An Episode beginning at Tate Modern on the Southbank and leading to Carlisle Lane, SE1, during which Mr Kirby Raises his Profile Aug2013 email (click to view).
Inert with a cup of coffee, the Barrowman opposite me begins raising his Profile, and I am reminded:
‘Thus one portion of being is the Prolific, the other the Devouring. To the Devourer, it seems as if the producer was in his chains; but it is not so, he only takes portions of existence and fancies that the whole.
‘But the Prolific would cease to be Prolific unless the Devourer, as a sea, received the excess of his delights.
‘These two classes of men are always upon earth, and they should be enemies: who ever tries to reconcile them seeks to destroy existence.’
William Blake, The Marriage of Heaven and Hell.
The quotation is to be found at the beginning of ‘The Theoretical Model’ section (P. 19) of the book by Valeria Ugazio, whose ugly title in English translation I remain so reluctant to name. In Italian she is Storia Permette, Storia Proibito… , and who has become my constant companion this summer both at work and play, even falling into the bath with me once when I dozed off recently; as a sea, she rises over the high water boundaries and spills into the waking day.
The long conversation continues as follows:
“I am the Barrowman, if that is what you want me to be, or Charon the ferryman according to your other suggestion… the one who ferries you for a coin.”
“What you do is offer me reassurance,” I say, “It may or may not be well intentioned, I have no feeling about that. It felt as though I was being carried in a wheelbarrow from a church on a small knoll down through what seemed to be a valley.”
“During the transition period.”
“It is also called ‘a middle position’ according to Valeria U. It is a third position between polarities. She proposes a radical theory of language and community that diverges from the observations and the schismogenetic model as proposed by Bateson (Naven, 1936). She writes (P. 50), ‘It is constructed by conversational processes that are different from those that produce the two opposing polar positions’.”
“Heaven or Hell.”
“She says you can especially find this third position from observations made on the stories of the Balinese, in the way they tell their stories that is. This is what she writes about them (P. 55), ‘The person who begins the story will stop after a while, expecting questions and comments, and the whole story will wander about and become strongly conversational’.”
After a while, when I have paid for our drinks, we leave the Union Street Café and walk on through the Cut, then cross a busy road and go into Carlisle Lane. I point out the rusty street sign on the wall, and then we enter the long brick-lined tunnel, passing a small, white ceramic sign whose writing tells us about a series of mosaics that are to be found here - inspired by William Blakes’s work undertook during the 10 years from 1793 when he was living close by in Hercules Road.

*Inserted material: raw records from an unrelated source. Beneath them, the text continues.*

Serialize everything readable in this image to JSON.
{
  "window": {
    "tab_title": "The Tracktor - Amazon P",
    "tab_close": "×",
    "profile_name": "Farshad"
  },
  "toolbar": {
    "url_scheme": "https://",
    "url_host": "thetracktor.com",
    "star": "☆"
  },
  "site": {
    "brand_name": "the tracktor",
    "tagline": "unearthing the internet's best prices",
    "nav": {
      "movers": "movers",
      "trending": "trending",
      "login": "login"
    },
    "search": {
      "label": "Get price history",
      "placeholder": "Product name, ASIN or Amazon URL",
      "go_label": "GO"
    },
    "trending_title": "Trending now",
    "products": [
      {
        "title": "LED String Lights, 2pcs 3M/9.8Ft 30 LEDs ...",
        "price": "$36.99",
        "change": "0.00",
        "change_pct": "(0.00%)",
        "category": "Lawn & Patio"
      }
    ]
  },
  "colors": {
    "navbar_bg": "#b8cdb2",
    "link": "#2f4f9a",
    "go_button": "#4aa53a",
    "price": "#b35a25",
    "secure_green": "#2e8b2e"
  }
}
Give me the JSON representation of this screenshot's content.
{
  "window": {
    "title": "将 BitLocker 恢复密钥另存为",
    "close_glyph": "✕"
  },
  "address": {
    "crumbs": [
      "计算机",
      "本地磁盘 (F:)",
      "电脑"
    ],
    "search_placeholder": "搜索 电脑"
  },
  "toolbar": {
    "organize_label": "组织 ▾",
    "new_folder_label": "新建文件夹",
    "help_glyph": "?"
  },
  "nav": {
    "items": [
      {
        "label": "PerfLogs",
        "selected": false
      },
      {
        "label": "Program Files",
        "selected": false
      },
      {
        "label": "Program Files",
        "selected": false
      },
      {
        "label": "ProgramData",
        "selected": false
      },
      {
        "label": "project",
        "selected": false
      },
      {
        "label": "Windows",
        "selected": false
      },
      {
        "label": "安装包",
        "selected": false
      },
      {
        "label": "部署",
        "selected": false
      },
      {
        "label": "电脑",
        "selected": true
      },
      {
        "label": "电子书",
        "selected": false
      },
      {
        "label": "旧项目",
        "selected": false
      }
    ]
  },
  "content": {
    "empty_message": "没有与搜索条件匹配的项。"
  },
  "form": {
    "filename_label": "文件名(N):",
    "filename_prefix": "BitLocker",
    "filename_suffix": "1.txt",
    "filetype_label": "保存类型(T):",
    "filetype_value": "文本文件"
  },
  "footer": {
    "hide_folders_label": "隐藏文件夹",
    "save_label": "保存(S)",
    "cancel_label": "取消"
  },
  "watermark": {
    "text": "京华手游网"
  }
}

The light closes in under the terracotta brick tunnel, and I am aware that under the arch of the tunnel is also feeling closer, and that I am also becoming increasingly cold. As a sea, I begin to feel the cold rising up my legs and starting to chill my chest.
“I am frightened.”
“How long does this go on?” You ask.
“I guess as long as it takes a barrowman to push his load along the track that gently slopes down one side of a valley, crosses over a small stream, and then up the other side.”
“To the next part of the story.”
“With your reassurance.”
“You have come out into the light of the summer’s day. The valley is a green expanse, and it is filled with a large, riotous and brightly coloured crowd of dancing and singing women who surround and welcome you on all sides.”
“And I am no longer afraid.”
“After the Tunnel episode under the pressing dome of clay – Valeria U describes it as ‘the disaster area of perfect harmony’ – No, you are no longer afraid. You have come through the edge of disaster (the ‘disaster area’ zone that is also to be found in the middle position as well as at the polarities).”
“At the crossing point.”
“For which a small charge is made in the tradition.”
“The reassurance to keep it real. Because at the edge of disaster which in this case is undifferentiated in the middle position, and the story is saying, ‘You do not exist’. Here (P.55) Valeria U refers in particular to the insights to be found in the writing of RD Laing (1961/65/69): ‘The disconfirmation, disqualification, tangential communicative manouevres at this point’.”
“The point of transition.”
“Intruding too far into waking life.”